WHAT THE TASK ASKS
Scan the records for the string "icon"; copy each line where it occurs.

+ + + +

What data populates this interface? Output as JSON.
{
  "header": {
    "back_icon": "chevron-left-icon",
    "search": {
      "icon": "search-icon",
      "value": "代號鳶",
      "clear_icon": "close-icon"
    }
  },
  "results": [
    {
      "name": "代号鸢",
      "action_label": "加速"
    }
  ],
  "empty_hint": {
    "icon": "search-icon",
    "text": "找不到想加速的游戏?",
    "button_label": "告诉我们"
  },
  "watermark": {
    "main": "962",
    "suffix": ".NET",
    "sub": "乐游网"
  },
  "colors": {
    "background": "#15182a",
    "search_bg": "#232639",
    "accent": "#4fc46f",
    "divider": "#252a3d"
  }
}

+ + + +

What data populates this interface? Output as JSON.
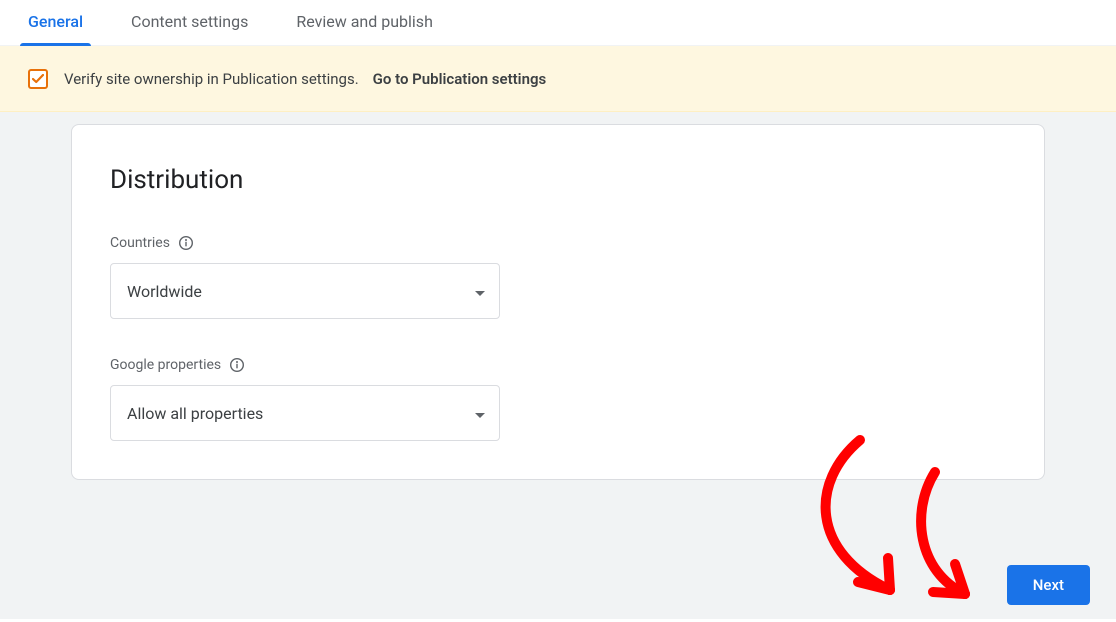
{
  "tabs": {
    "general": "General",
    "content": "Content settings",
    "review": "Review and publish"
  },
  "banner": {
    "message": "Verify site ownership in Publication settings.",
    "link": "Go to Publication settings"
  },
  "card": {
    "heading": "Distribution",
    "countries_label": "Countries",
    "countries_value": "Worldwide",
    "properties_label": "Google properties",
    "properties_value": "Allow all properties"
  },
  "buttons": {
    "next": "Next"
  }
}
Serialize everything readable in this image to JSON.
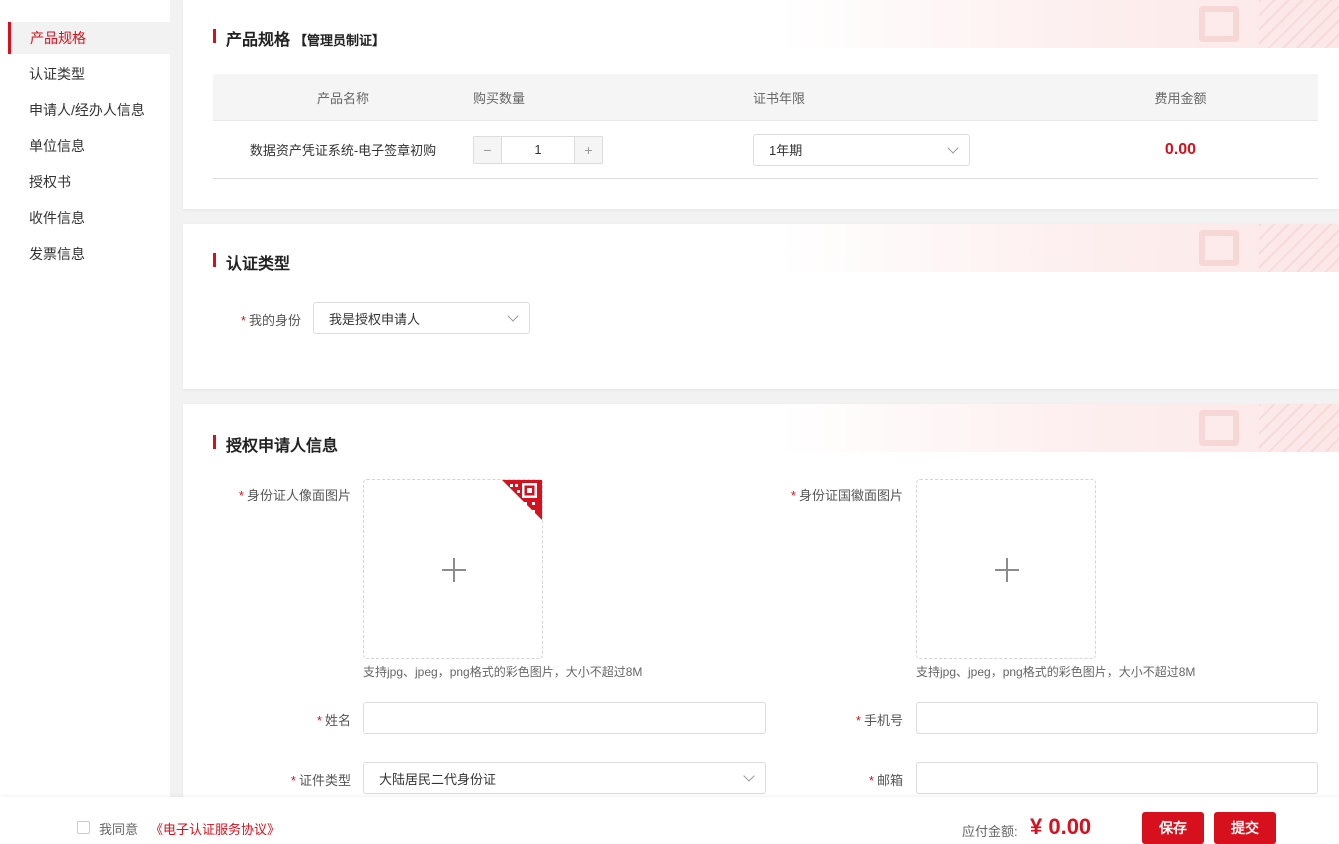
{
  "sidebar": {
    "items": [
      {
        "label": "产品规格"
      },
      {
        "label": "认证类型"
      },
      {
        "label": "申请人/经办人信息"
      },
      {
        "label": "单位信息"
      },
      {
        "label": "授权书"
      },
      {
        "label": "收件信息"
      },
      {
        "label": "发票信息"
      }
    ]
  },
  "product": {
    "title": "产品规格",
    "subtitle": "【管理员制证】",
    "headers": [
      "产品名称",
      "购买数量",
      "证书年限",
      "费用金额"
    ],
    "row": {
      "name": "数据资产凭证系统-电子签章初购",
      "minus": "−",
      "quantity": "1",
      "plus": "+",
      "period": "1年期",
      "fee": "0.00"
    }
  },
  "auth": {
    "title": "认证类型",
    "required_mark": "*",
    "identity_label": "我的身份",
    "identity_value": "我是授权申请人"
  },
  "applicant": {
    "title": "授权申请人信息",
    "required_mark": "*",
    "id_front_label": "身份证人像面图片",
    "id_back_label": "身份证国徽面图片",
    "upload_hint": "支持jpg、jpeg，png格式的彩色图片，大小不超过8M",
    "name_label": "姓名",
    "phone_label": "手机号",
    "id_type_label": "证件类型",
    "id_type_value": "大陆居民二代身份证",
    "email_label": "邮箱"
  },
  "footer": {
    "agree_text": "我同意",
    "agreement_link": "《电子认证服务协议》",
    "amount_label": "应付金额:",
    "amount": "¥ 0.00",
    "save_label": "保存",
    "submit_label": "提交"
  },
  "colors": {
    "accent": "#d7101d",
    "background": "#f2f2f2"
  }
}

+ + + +

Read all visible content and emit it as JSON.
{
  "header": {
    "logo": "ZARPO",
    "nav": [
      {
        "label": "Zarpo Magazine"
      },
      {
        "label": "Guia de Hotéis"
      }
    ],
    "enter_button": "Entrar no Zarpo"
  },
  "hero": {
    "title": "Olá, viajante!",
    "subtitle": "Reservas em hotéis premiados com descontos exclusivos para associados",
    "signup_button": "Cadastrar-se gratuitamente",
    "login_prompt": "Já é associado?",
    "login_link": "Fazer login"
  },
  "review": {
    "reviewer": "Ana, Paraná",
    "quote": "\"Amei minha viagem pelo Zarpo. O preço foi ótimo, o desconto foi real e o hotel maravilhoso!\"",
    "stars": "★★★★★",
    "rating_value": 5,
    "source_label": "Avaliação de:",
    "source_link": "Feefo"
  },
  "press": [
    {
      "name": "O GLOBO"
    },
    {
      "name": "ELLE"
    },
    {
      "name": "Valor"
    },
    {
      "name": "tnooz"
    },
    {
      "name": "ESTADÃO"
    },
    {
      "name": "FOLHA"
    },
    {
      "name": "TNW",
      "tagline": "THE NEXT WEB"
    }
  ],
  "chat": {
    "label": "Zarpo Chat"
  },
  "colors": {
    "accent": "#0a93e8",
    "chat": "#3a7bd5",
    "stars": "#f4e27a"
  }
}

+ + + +

THE ANSWER
    "back_icon": "chevron-left-icon",
      "icon": "search-icon",
      "clear_icon": "close-icon"
    "icon": "search-icon",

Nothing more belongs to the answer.